Could it just be that the state of Israel today is already "a blessing in the land" in various respects? It is the only country in the Middle East that comes close to offering the freedoms Western, developed nations cherish. It is a country founded by refugees from political oppression and attempted genocide. Its culture is closer to the Judeo-Christian culture of the West. Many of Israel's values, policies and culture have fostered an environment of freedom, economic prosperity and peace for its Jewish and Arab citizens.

This is controversial to say. So be it. Would you rather live in Israel or a sharia state like Saudi Arabia?

Israel is a marker placed in the Middle East by the God of Abraham as a sign and promise of His enduring faithfulness to all nations and peoples who bless and honor the example and memory of that patriarch.

God said to Abraham, "I will bless those who bless you, and I will curse him who curses you" (Genesis 12:3). That promise stands today in this example. It is a key to understanding God's plan for the Middle East. If any Arab states would take this seriously they would reap a blessing today.

God's peace will come to Jerusalem

The Jewish state's existence sets up a prophetic event foretold by Jesus Christ, who spoke of an "abomination of desolation" to be set up "in the holy place" in Jerusalem (Matthew 24:15). Whatever final form this event takes, it can only be accomplished with a Jewish presence that involves religious sacrifices in Jerusalem that will be stopped shortly before Christ's return. This was not possible before 1948 when modern Israel was established.

While this prophecy foretells an end-time conflict centered on Jerusalem, we must not overlook the important fact here for mankind that God is guiding history according to His divine purpose and plan.

So what does this mean for you? Maybe you're thinking that the Middle East is far away, and it doesn't affect your life at all. But it does, and it will. The instability in the Middle East affects everyone. It affects major decisions that governments make. It determines whom they align themselves with. The spread of extremist ideology is quickly crossing borders from the Middle East to other areas. God's plan for peace in the Middle East (and the whole world) is spectacular, but difficult times will persist and grow worse before peace comes.

This is why understanding the truth about the future of the Middle East is so vital. You can have peace of mind now. You don't need to fear whatever may come. You don't need to fear what may be happening in your neighborhood, your country or even in faraway places right now.

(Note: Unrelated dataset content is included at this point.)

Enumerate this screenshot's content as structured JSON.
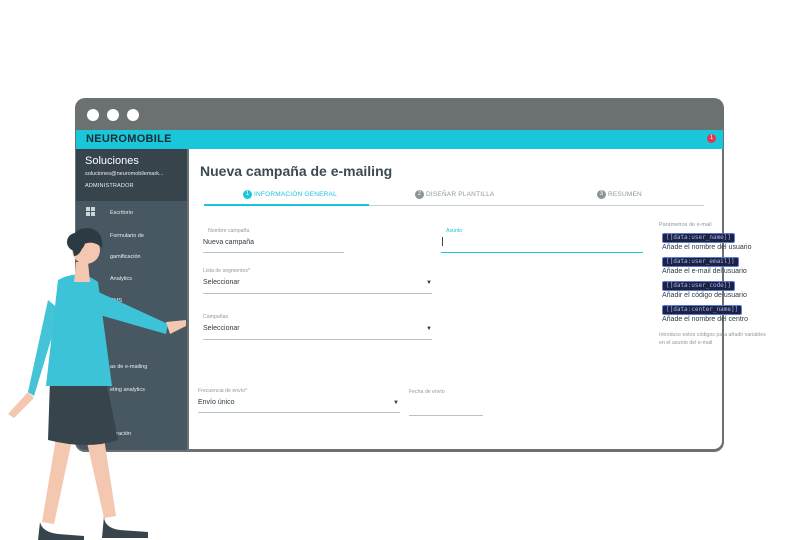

To have that peace of mind you need to understand the mercy and kindness and love of God. To do so, you must understand who He is through Bible study. You must develop a deep relationship with Him and your Savior, Jesus Christ, through repenting of doing things your own way and turning to Him through prayer, fasting and obeying His commands.

God has a purpose in history, and this present chaotic moment is not the final chapter. Conflict in the Middle East will end after Christ returns and forcefully requires all nations to live in harmony with His laws. Peace will come to the people of the region. But it will come from God's intervention, not from efforts of human government!